Easier said than done.  For most people, its not easy to build meaningful, deep relationships with people we love and trust 100%.  This is especially true for alcoholics and addicts, who tend to prefer isolation.  Some people even tell themselves they don’t need other people to make them happy.

Its true that you don’t need a circle of superficial friends and acquaintances to be happy.  If you’re like most humans however, you need at least a few positive people in your life who you love, and who love you, in order to be happy.  Just to clarify, I’m not just talking about romantic relationships, I’m talking about friendships as well – in fact, I’m talking about friendships especially.

How do you build these relationships if you don’t already have them?  Start by reaching out to your family and friends.  Reconnect with those you’ve lost touch with and make amends with those you’ve alienated in the past.  Learn to accept their flaws and choose to love them.

In addition to rebuilding existing relationships, you should look to build new ones as well.  A big part of attracting these kinds of relationships is by being a great person yourself, someone people want to be around.  You might be a kind soul on the inside, but if all you do is mope around and be miserable, positive people won’t want to be around you.

If you’re having trouble attracting positive relationships into your life right now, that’s ok – it doesn’t mean you’re doomed to be a loner for ever.  Take time to work on the 1st two steps and look to improve yourself.  Do you have low self-esteem?  Start getting into shape and use self-reflection to be come comfortable with who your are.  Have social anxiety?  Try joining a toastmasters club.  As you become more comfortable and happy with yourself, you’ll naturally start to attract the right kind of people into your life.

4. Choose To Be Happy

It might sound trite and cheesy, but its really true.  Unless you’re suffering from clinical depression (in which case, seek professional help), you can choose to be happy.  You can choose to see the glass as half full rather than half empty.  You can be grateful for the things you have, and you can learn to forgive and let go of resentment.

You might not get there overnight.  In fact, if you’ve been miserable for a long time, I guarantee you won’t become a happy person overnight just by choosing to be happy.  However, if you try new things, actively work to improve your life, build great relationships, choose to adopt a positive mindset and unlearn the negative thought patterns you’ve acquired over the years, you can live a happy, fulfilling life without alcohol or drugs.  Believe me.

{ 1 comment… read it below or add one }

Maggy May 7, 2013 at 7:00 pm

Nice website, Josh, and such a collection of very thoughtful, wise information, very balanced.
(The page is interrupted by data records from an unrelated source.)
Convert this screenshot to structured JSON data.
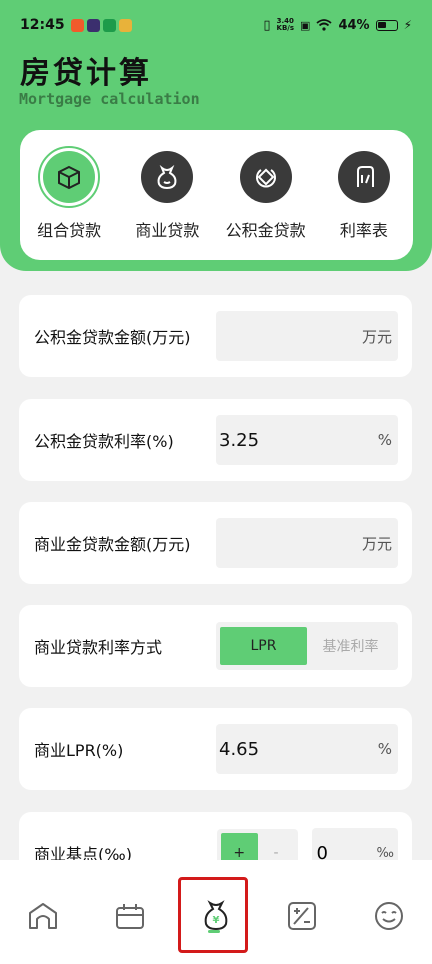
{
  "status_bar": {
    "time": "12:45",
    "speed_top": "3.40",
    "speed_bottom": "KB/s",
    "battery": "44%"
  },
  "header": {
    "title": "房贷计算",
    "subtitle": "Mortgage calculation"
  },
  "categories": [
    {
      "label": "组合贷款",
      "icon": "combo-loan-icon",
      "active": true
    },
    {
      "label": "商业贷款",
      "icon": "commercial-loan-icon",
      "active": false
    },
    {
      "label": "公积金贷款",
      "icon": "provident-fund-icon",
      "active": false
    },
    {
      "label": "利率表",
      "icon": "rate-table-icon",
      "active": false
    }
  ],
  "rows": {
    "pf_amount": {
      "label": "公积金贷款金额(万元)",
      "value": "",
      "unit": "万元"
    },
    "pf_rate": {
      "label": "公积金贷款利率(%)",
      "value": "3.25",
      "unit": "%"
    },
    "com_amount": {
      "label": "商业金贷款金额(万元)",
      "value": "",
      "unit": "万元"
    },
    "com_rate_mode": {
      "label": "商业贷款利率方式",
      "options": [
        "LPR",
        "基准利率"
      ],
      "selected": "LPR"
    },
    "com_lpr": {
      "label": "商业LPR(%)",
      "value": "4.65",
      "unit": "%"
    },
    "basis_point": {
      "label": "商业基点(‰)",
      "plus": "+",
      "minus": "-",
      "value": "0",
      "unit": "‰"
    }
  },
  "bottom_nav": [
    {
      "name": "home-icon"
    },
    {
      "name": "calendar-icon"
    },
    {
      "name": "money-bag-icon",
      "active": true
    },
    {
      "name": "calculator-icon"
    },
    {
      "name": "smile-icon"
    }
  ],
  "colors": {
    "accent": "#5fcd75",
    "highlight_box": "#d31a1a"
  }
}
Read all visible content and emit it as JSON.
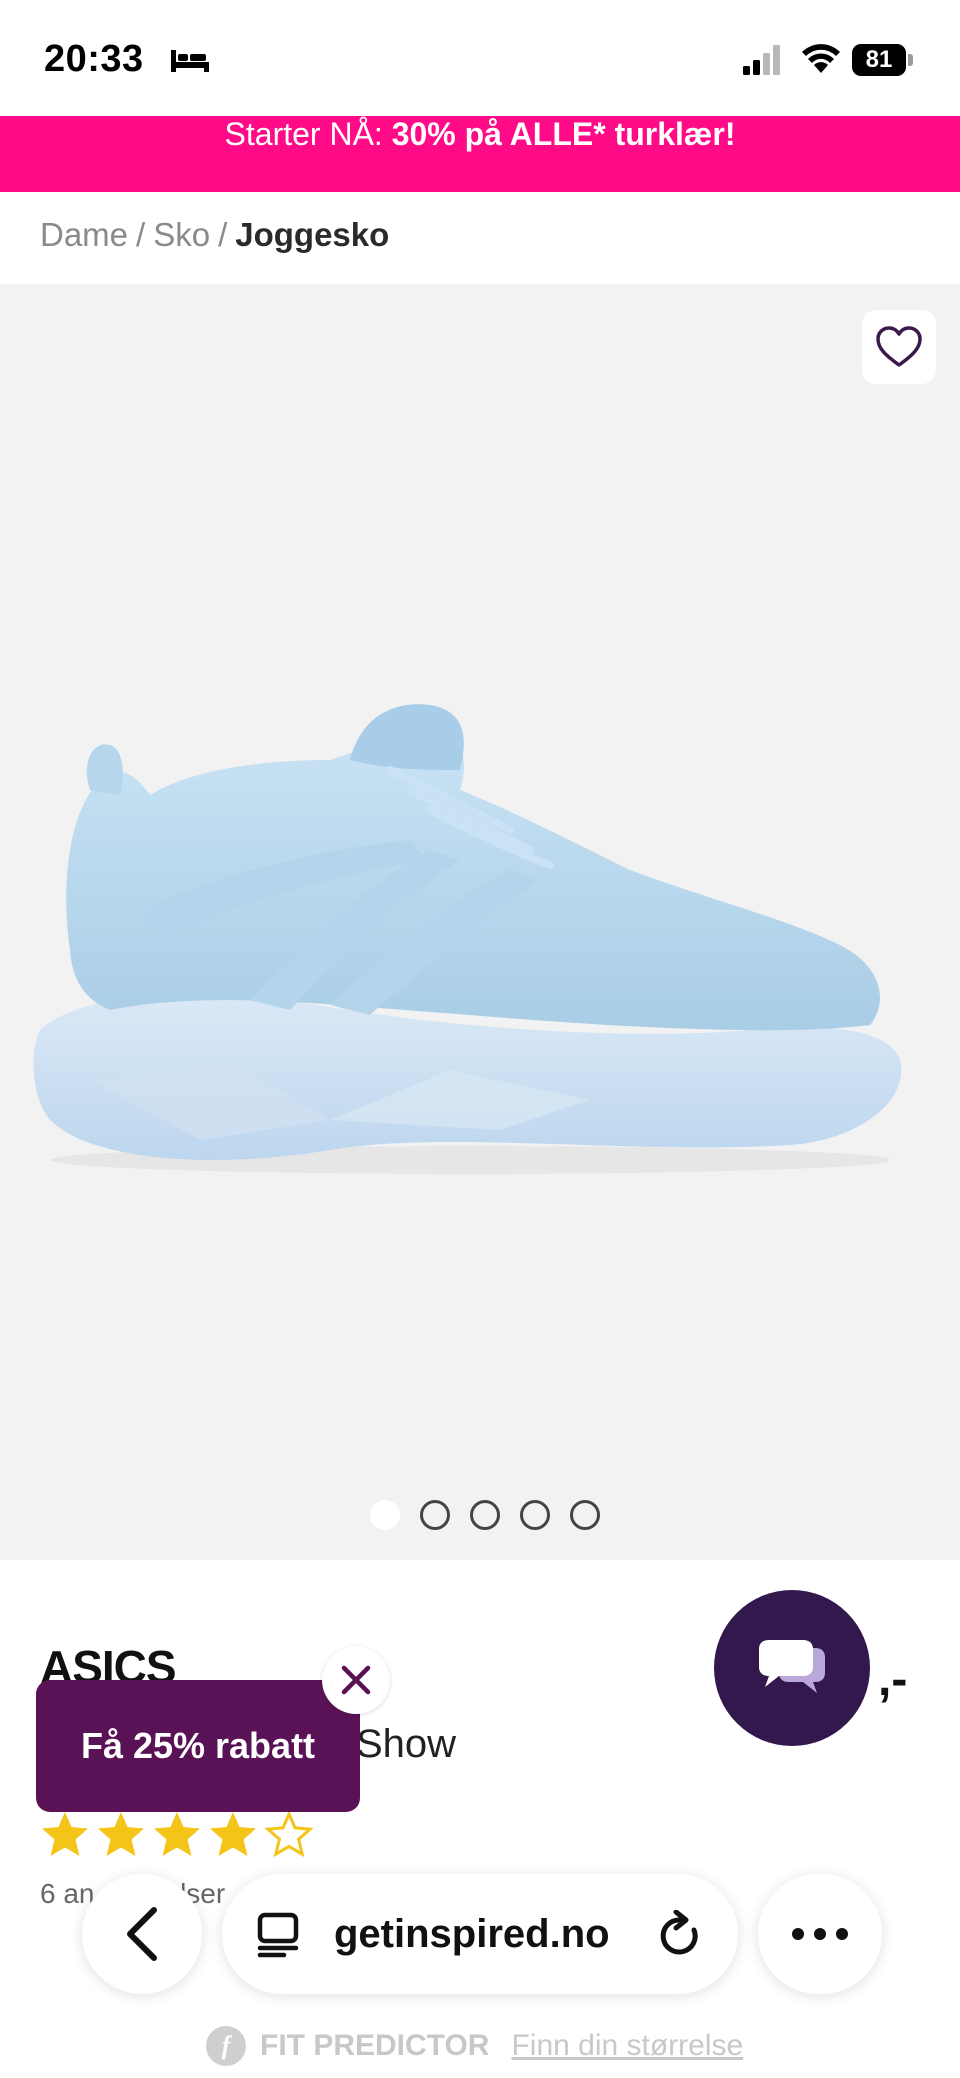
{
  "status_bar": {
    "time": "20:33",
    "battery": "81"
  },
  "promo": {
    "prefix": "Starter NÅ: ",
    "highlight": "30% på ALLE* turklær!"
  },
  "breadcrumb": {
    "items": [
      "Dame",
      "Sko"
    ],
    "separator": "/",
    "current": "Joggesko"
  },
  "gallery": {
    "image_count": 5,
    "active_index": 0,
    "image_icon": "running-shoe-light-blue"
  },
  "product": {
    "brand": "ASICS",
    "name_visible": "Show",
    "price_visible": ",-",
    "rating": 4,
    "rating_max": 5,
    "reviews_visible": "6 an",
    "reviews_visible_end": "lser"
  },
  "discount_popup": {
    "label": "Få 25% rabatt"
  },
  "browser": {
    "url": "getinspired.no"
  },
  "fit_predictor": {
    "label": "FIT PREDICTOR",
    "link": "Finn din størrelse"
  },
  "colors": {
    "promo": "#ff0a87",
    "chat": "#33184d",
    "discount": "#5a1256",
    "star": "#f4c518",
    "shoe": "#bcd9ee"
  }
}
Great stuff. I completely agree that cranking up the quality of our life (or a commitment to holistic living/personal growth) is the long-term solution we all need, whether we have slipped into seeking relief from mind and mood-altering substances or are just mired in chronic depression.